The Bye Bye Man
The Bye Bye Man is the kind of film that is so boring and bereft of anything of possible interest that it becomes infuriating.
It’s a shock to see this raven-haired go-getter so full of life, so full of possibilities and so full of herself at such an early age. There she is in grainy home-video footage with her female chums with a smattering of adolescent acne on her fresh face, innocently sucking on a lollipop and throatily belting out the sing-song refrain of “Happy Birthday” as if she were possessed by the spirit of an ancient R&B diva.
This is the Amy Winehouse few of us ever got to witness, radiating cheeky self-confidence and finding joy in sharing her considerable gifts. The one who existed before the brutally invasive flash-flash-flash of the paparazzi’s omnipresent cameras eventually snuffed out the very flame that once burned so bright inside of her.
What most of us do know of Winehouse, a throwback to the great jazz songstresses of yore who was also informed by hip-hop, reggae, girl-group pop and soul, is that this North London-born chanteuse burst onto the scene like a supernova and burned up the charts with her 2006 breakthrough album “Back to Black,” selling over 20 million copies and winning five Grammys. For a time, her catchy signature tune, the all-too-appropriate “Rehab,” was inescapable and helped shape her coquettish bad-girl persona.

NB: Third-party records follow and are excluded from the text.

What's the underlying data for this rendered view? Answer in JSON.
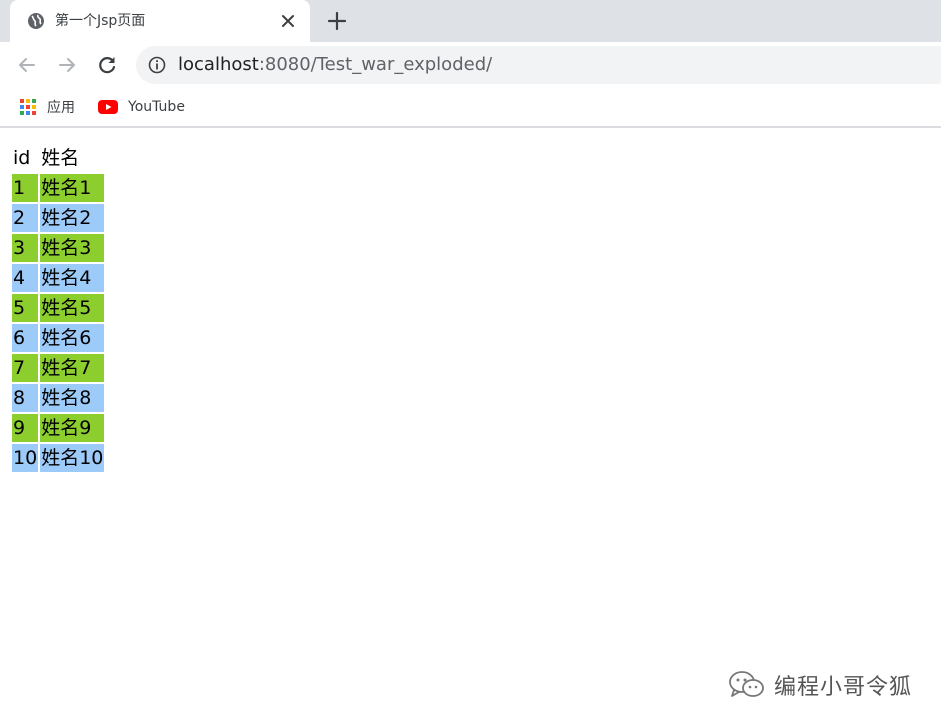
{
  "browser": {
    "tab": {
      "title": "第一个Jsp页面",
      "favicon": "globe-icon",
      "close": "close-icon"
    },
    "new_tab": "plus-icon",
    "nav": {
      "back": "back-arrow-icon",
      "forward": "forward-arrow-icon",
      "reload": "reload-icon"
    },
    "address": {
      "host": "localhost",
      "rest": ":8080/Test_war_exploded/",
      "info_icon": "info-icon"
    },
    "bookmarks": [
      {
        "label": "应用",
        "icon": "apps-grid-icon"
      },
      {
        "label": "YouTube",
        "icon": "youtube-icon"
      }
    ]
  },
  "table": {
    "headers": [
      "id",
      "姓名"
    ],
    "rows": [
      [
        "1",
        "姓名1"
      ],
      [
        "2",
        "姓名2"
      ],
      [
        "3",
        "姓名3"
      ],
      [
        "4",
        "姓名4"
      ],
      [
        "5",
        "姓名5"
      ],
      [
        "6",
        "姓名6"
      ],
      [
        "7",
        "姓名7"
      ],
      [
        "8",
        "姓名8"
      ],
      [
        "9",
        "姓名9"
      ],
      [
        "10",
        "姓名10"
      ]
    ],
    "colors": {
      "odd_row": "#8dce2f",
      "even_row": "#9ccaf9"
    }
  },
  "watermark": {
    "text": "编程小哥令狐",
    "icon": "wechat-icon"
  }
}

And, almost as quickly, she succumbed to the ultimate showbiz cliché, dying from accidental alcohol poisoning in 2011. Thus, Winehouse became a charter member of the “27 Club,” which refers to the age of such music legends as Brian Jones, Jimi Hendrix, Janis Joplin and Jim Morrison when they reached their own much-too-early expiration dates.